What you are asked to do: Locate each line below that includes "does" and reproduce it.
--
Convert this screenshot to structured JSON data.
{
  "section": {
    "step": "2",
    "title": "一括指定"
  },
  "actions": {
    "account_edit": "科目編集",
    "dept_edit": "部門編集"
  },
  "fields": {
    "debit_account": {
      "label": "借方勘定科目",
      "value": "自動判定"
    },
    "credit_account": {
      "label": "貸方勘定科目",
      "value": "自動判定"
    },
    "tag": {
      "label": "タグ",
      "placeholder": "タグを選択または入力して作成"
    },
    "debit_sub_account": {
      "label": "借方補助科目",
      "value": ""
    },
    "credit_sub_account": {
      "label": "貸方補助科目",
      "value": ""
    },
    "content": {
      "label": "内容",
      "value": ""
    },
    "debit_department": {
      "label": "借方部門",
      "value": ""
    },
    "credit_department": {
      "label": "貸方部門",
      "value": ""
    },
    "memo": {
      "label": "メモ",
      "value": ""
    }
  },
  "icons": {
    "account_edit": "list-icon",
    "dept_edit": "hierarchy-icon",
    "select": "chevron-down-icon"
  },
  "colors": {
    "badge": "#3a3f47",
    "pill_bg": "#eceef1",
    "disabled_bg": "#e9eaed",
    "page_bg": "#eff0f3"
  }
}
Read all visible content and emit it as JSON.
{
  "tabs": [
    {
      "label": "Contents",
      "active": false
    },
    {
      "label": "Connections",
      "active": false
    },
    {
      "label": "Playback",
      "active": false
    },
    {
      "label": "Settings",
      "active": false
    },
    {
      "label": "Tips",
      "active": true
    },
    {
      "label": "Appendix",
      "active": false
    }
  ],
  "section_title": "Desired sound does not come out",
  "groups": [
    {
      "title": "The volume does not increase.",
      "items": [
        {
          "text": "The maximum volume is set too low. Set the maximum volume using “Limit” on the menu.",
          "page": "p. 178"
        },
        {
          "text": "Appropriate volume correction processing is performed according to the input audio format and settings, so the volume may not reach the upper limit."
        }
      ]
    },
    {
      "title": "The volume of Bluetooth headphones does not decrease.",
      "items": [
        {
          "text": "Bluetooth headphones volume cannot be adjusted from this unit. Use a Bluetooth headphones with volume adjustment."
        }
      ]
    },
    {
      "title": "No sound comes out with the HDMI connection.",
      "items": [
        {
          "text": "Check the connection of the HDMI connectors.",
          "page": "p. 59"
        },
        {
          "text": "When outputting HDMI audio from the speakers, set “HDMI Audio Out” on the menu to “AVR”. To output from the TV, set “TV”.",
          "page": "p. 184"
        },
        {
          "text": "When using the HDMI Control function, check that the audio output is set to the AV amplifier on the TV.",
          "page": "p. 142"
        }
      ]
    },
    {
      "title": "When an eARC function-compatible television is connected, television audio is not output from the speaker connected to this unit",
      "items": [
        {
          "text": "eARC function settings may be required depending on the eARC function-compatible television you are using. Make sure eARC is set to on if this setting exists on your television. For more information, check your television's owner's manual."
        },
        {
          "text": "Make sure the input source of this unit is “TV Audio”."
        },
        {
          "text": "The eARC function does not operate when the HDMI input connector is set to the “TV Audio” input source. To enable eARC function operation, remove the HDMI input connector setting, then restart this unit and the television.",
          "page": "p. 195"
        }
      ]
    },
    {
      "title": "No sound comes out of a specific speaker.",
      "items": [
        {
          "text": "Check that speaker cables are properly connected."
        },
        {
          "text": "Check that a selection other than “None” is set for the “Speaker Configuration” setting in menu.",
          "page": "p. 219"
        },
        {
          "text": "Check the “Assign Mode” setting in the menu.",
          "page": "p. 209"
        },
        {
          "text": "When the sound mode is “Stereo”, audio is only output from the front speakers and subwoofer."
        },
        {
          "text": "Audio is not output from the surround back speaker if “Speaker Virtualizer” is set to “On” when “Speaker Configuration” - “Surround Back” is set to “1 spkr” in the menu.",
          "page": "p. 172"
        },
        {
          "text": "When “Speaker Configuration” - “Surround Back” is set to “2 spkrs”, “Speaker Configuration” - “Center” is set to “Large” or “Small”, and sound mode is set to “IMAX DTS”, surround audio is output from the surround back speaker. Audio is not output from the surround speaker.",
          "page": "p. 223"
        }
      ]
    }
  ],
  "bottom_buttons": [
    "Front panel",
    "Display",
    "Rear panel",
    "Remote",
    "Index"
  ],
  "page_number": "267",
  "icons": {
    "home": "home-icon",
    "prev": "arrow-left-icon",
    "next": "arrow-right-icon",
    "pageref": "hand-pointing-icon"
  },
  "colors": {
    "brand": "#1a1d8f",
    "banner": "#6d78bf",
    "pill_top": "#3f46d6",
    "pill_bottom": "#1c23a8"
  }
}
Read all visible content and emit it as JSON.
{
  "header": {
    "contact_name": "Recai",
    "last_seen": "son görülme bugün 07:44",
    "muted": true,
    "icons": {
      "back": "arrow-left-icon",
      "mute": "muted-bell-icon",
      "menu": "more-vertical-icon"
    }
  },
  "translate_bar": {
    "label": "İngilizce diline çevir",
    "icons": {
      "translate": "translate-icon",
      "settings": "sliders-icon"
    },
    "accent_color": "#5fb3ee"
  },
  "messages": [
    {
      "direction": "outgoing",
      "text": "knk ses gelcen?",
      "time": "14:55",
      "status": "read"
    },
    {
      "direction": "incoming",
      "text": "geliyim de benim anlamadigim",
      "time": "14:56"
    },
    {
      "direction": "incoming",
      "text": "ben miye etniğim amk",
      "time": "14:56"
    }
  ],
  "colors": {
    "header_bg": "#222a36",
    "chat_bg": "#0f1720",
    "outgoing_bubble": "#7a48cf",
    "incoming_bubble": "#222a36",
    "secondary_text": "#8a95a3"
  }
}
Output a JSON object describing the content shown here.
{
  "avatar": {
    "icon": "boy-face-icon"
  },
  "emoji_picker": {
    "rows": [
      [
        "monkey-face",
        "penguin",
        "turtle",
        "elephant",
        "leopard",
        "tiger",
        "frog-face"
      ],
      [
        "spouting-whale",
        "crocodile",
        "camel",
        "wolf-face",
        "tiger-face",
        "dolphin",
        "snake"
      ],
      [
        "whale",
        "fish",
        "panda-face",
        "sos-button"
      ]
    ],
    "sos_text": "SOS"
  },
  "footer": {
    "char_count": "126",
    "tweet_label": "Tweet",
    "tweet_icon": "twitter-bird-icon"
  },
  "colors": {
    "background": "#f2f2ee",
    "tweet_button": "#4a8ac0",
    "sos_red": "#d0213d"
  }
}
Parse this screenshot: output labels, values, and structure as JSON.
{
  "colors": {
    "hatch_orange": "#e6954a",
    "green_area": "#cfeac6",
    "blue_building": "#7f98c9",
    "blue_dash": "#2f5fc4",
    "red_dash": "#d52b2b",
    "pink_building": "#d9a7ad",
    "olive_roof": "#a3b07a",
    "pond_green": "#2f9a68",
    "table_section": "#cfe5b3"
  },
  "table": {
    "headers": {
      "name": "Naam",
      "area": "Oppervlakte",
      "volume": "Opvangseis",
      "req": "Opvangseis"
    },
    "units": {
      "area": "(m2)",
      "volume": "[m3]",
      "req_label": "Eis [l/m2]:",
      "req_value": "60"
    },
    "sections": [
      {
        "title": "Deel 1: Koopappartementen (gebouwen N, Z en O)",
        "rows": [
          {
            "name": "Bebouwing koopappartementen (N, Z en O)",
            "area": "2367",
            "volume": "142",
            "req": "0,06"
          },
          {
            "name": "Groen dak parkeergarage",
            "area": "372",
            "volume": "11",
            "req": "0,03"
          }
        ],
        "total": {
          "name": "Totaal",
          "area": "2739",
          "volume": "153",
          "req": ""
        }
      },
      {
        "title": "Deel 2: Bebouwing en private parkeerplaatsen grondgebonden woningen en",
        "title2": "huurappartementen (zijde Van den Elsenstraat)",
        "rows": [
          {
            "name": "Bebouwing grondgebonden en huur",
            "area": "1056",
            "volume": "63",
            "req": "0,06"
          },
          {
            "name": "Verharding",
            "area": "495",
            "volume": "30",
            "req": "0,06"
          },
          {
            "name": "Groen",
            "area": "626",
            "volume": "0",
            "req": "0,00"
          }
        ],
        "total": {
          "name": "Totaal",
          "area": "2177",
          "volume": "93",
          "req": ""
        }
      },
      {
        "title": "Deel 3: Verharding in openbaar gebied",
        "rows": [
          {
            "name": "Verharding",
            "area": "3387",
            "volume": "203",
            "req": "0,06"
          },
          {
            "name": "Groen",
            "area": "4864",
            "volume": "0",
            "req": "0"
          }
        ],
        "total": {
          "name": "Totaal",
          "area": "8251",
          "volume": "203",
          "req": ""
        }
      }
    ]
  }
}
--
Reply:
  "section_title": "Desired sound does not come out",
      "title": "The volume does not increase.",
      "title": "The volume of Bluetooth headphones does not decrease.",
          "text": "The eARC function does not operate when the HDMI input connector is set to the “TV Audio” input source. To enable eARC function operation, remove the HDMI input connector setting, then restart this unit and the television.",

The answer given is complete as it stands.